Thursday, November 7, 2019

Helen Fry's "The Walls Have Ears"

Helen Fry is the author of The London Cage and over twenty books focusing on intelligence and POWs in World War II. She consulted on the docudrama Spying on Hitler’s Army and appeared in BBC’s Home Front Heroes.
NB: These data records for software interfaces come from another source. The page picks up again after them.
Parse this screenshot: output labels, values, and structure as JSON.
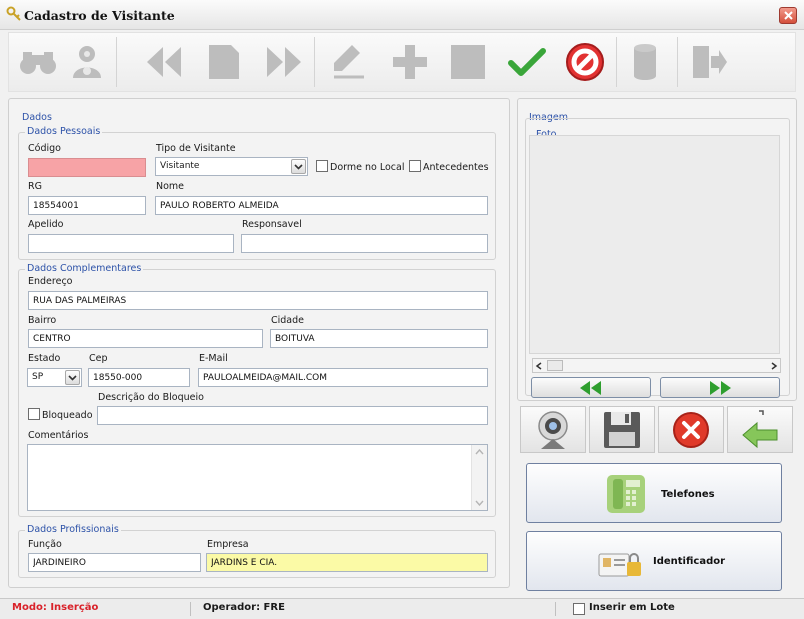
{
  "window": {
    "title": "Cadastro de Visitante"
  },
  "toolbar": {
    "buttons": [
      {
        "name": "search-button",
        "icon": "binoculars-icon",
        "enabled": false
      },
      {
        "name": "settings-button",
        "icon": "gear-person-icon",
        "enabled": false
      },
      {
        "name": "previous-button",
        "icon": "rewind-icon",
        "enabled": false
      },
      {
        "name": "page-button",
        "icon": "page-icon",
        "enabled": false
      },
      {
        "name": "next-button",
        "icon": "fast-forward-icon",
        "enabled": false
      },
      {
        "name": "edit-button",
        "icon": "pen-icon",
        "enabled": false
      },
      {
        "name": "add-button",
        "icon": "plus-icon",
        "enabled": false
      },
      {
        "name": "stop-button",
        "icon": "square-icon",
        "enabled": false
      },
      {
        "name": "confirm-button",
        "icon": "check-icon",
        "enabled": true
      },
      {
        "name": "cancel-button",
        "icon": "no-entry-icon",
        "enabled": true
      },
      {
        "name": "database-button",
        "icon": "cylinder-icon",
        "enabled": false
      },
      {
        "name": "exit-button",
        "icon": "door-exit-icon",
        "enabled": false
      }
    ]
  },
  "dados": {
    "legend": "Dados",
    "pessoais": {
      "legend": "Dados Pessoais",
      "codigo_label": "Código",
      "codigo_value": "",
      "tipo_label": "Tipo de Visitante",
      "tipo_value": "Visitante",
      "dorme_label": "Dorme no Local",
      "antecedentes_label": "Antecedentes",
      "rg_label": "RG",
      "rg_value": "18554001",
      "nome_label": "Nome",
      "nome_value": "PAULO ROBERTO ALMEIDA",
      "apelido_label": "Apelido",
      "apelido_value": "",
      "responsavel_label": "Responsavel",
      "responsavel_value": ""
    },
    "complementares": {
      "legend": "Dados Complementares",
      "endereco_label": "Endereço",
      "endereco_value": "RUA DAS PALMEIRAS",
      "bairro_label": "Bairro",
      "bairro_value": "CENTRO",
      "cidade_label": "Cidade",
      "cidade_value": "BOITUVA",
      "estado_label": "Estado",
      "estado_value": "SP",
      "cep_label": "Cep",
      "cep_value": "18550-000",
      "email_label": "E-Mail",
      "email_value": "PAULOALMEIDA@MAIL.COM",
      "bloqueado_label": "Bloqueado",
      "desc_bloqueio_label": "Descrição do Bloqueio",
      "desc_bloqueio_value": "",
      "comentarios_label": "Comentários",
      "comentarios_value": ""
    },
    "profissionais": {
      "legend": "Dados Profissionais",
      "funcao_label": "Função",
      "funcao_value": "JARDINEIRO",
      "empresa_label": "Empresa",
      "empresa_value": "JARDINS E CIA."
    }
  },
  "imagem": {
    "legend": "Imagem",
    "foto_legend": "Foto",
    "scroll_icon": "grip-icon",
    "image_buttons": [
      {
        "name": "webcam-button",
        "icon": "webcam-icon"
      },
      {
        "name": "save-image-button",
        "icon": "floppy-icon"
      },
      {
        "name": "delete-image-button",
        "icon": "red-x-icon"
      },
      {
        "name": "import-image-button",
        "icon": "green-arrow-icon"
      }
    ]
  },
  "actions": {
    "telefones_label": "Telefones",
    "identificador_label": "Identificador"
  },
  "status": {
    "modo": "Modo: Inserção",
    "operador": "Operador: FRE",
    "inserir_lote": "Inserir em Lote"
  },
  "colors": {
    "modo_text": "#d9222a",
    "legend_text": "#2d52a8",
    "codigo_bg": "#f7a3a6",
    "empresa_bg": "#fbfaa6",
    "nav_arrow": "#2e9e2e"
  }
}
Fry applied the “Page 99 Test” to her latest book, The Walls Have Ears: The Greatest Intelligence Operation of World War II, and reported the following:
Page 99 of The Walls Have Ears lands at the very heart of the book’s narrative and a good example of the book’s content. This page begins the extraordinary saga of the German generals and their life in captivity in a stately house, Trent Park at Cockfosters on the outskirts of London. Page 99 narrates the arrival of the first German generals, Generals Cruwell and von Thoma, after capture in North Africa in May and November 1942. They were swiftly followed by 12 other senior commanders and generals after the surrender in North Africa in May 1943. At Trent Park they were treated according to their status as ‘military gentlemen’, but little did they realise that nothing in their surroundings was as it seemed. They were actually being held at the behest of British and American intelligence. Deep in the walls, hidden in plant pots and the billiards table were embedded microphones. The devices were wired back to a special listening room in the basement, known as the ‘M Room’, where teams of secret listeners were working in 12 hour shifts.
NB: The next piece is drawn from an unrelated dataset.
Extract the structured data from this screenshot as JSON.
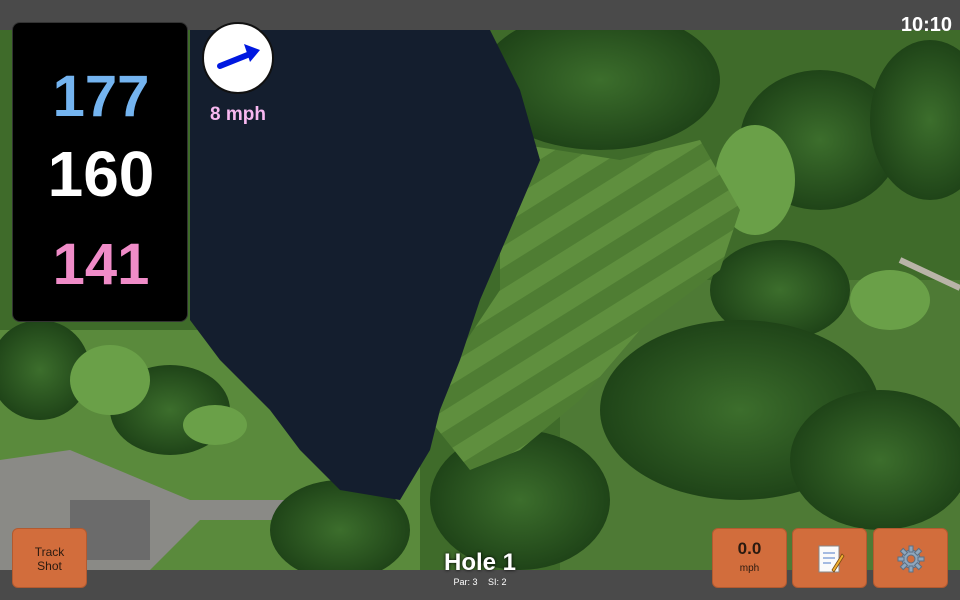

This was all part of an already elaborate and carefully orchestrated bugging operation of German prisoners that had begun in the Tower of London in September 1939. The prisoners were often given a ‘phoney’ interrogation, and believed the British were unbelievably stupid and incompetent. When they returned to their cellmate, they boasted about what they had not told the interrogating officer – all within earshot of the hidden microphones. The operation grew so rapidly that it moved to Trent Park at the end of 1939, and within 2 years had extra sites at Latimer House and Wilton Park, both outside London in Buckinghamshire. The clever deception, headed by MI6 spymaster Thomas Joseph Kendrick, became a massive intelligence-gathering factory that provided vital information for every campaign of the war. The volume of intelligence is staggering: from intelligence ahead of the Battle of Britain in 1940 and new enemy technology to night fighter strategy, new aircraft and fighting capability, U-boat operations and construction, detailed information on coastal defences ahead of D-Day, as well as the mass atrocities and concentration camps.

It was from the German Generals, tasked with keeping the Third Reich’s most closely guarded secrets, that the biggest intelligence coup came. They inadvertently gave away the existence and location of Hitler’s deadly V-weapons (V-1 and V-2) at Peenemünde on the Baltic coast. It led directly to the bombing of Peenemünde in August 1943 in Operation Crossbow on the orders of Prime Minister Winston Churchill. But British and American intelligence knew that to get this intelligence from them, the Generals had to be totally off guard if they were to speak freely within range of the microphones. What emerged is a seemingly outrageous scenario where they were wined and dined, looked after by a fake aristocrat ‘Lord Aberfeldy’, taken on trips to the posh restaurant of Simpsons in the Strand and given copious supplies of gin at the Ritz. It worked and they were were totally hood-winked. The frivolity and outlandish treatment of the Generals had one aim – to win the intelligence war. It is now recognised that this clandestine unit of spies shortened the war alongside Bletchley Park, and without it, the outcome of the war and restoration of democracy in Europe would have been very different.
Visit Helen Fry's website.

The Page 99 Test: The London Cage.

--Marshal Zeringue